Sometimes shit happens. And when you´re an athlete and that “shit” is an injury, then your life is changed until you´re a 100% recovered. It´s for sure not the end of the world, but you´re life just looks a lot different the next weeks or months. So what to do? I found no positive side to this situation within my world, the world of sports. So I started looking for other alternatives that I find interesting and inspiring. Trough my career I´ve gotten to know a lot of great people in different fields and environments. And trough this I´ve learned that entrepreneurs, people that start their own businesses and companies, think a lot like athletes do. They set high goals that are hard to reach, but they´re willing to take the risk and reach for their goals. And they often do so with energy and passion that I recognize from sports. So I quickly realized that this would be the perfect opportunity for me to keep my mind occupied while I´m doing (boring) rehab training. Spending time with experienced (and hopefully smart!) entrepreneurs. Have fun, get inspired and maybe learn something at the same time.

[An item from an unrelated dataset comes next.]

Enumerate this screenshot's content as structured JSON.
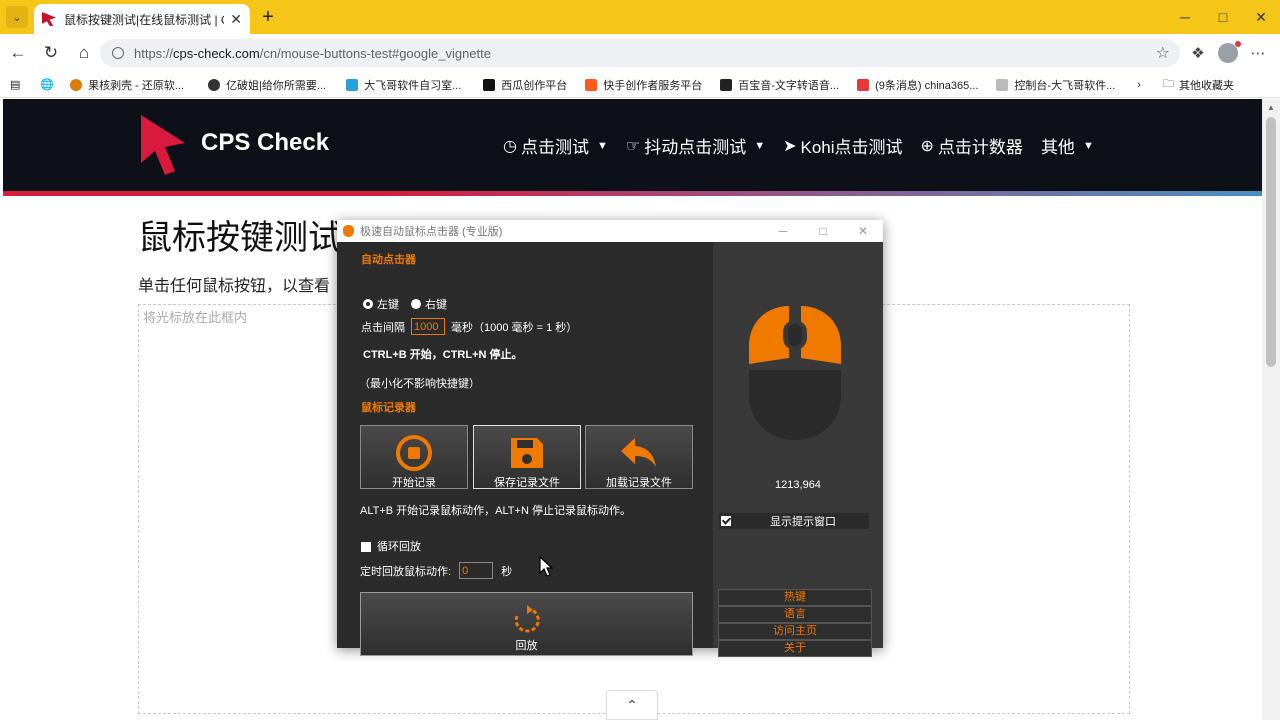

And where do you find an environment that´s full of experienced entrepreneurs?? The Bay Area. San Francisco and Silicon Valley is home to some of the biggest companies and most innovative companies in the world. Companies who´s product we use every day. Like Facebook and Google. But more important, it´s full of innovative companies driven by people with a passion and a vision to create what could be the as important as Google 10 years from now. Thanks to a little help for some good friends in Oslo, some new friends I made a long the way, and a very open and welcoming culture here in Silicon Valley, this trip was everything I hoped it would be. Very inspiring, lots of fun, and filled with lessons to learn. I have spent every day with people I had never met before, but that were still willing to share both their time and their experiences. At companies like Google, or at some café with someone willing to risk everything on an idea that’s just on a piece of paper. Both with same enthusiasm and conviction that they´re working on something big. I hope that I´ve learned something. I like this “industry of big ideas” a lot. And that’s probably the most important lesson. That this is something that I have fun with. Cause when you´re having fun you´re working harder and better. That´s something that I believe will never change. Hard work pays off! So if you´re walking around somewhere on this planet, and you have a great idea in your mind. Or a feeling in your stomach that you want to create something. Explore that idea and see what´s possible. Don’t keep it a secret, cause trough sharing and conversations you´ll probably attract others with a similar mindset. And that is the first lesson I learned here. There´s thousands of great ideas and the competition is big. What can separate you is having a great team of people and being able to execute on your idea. I had good friends helping me out to get started. But I have met just as many inspiring people just staying in the area. The Nordic countries have put together a shared working space called the Nordic Innovation House. A great place were I´ve spent a lot of time. So if you´re from the Nordic region you´ll have a great start right there. And I´m sure other countries have similar projects. So if you have that entrepreneur spirit and you wanna give it a chance. Go explore! Only then will you know what´s possible. That´s my conclusion. But be aware, right now I might be under the influence of some of the best entrepreneurs in the world 😉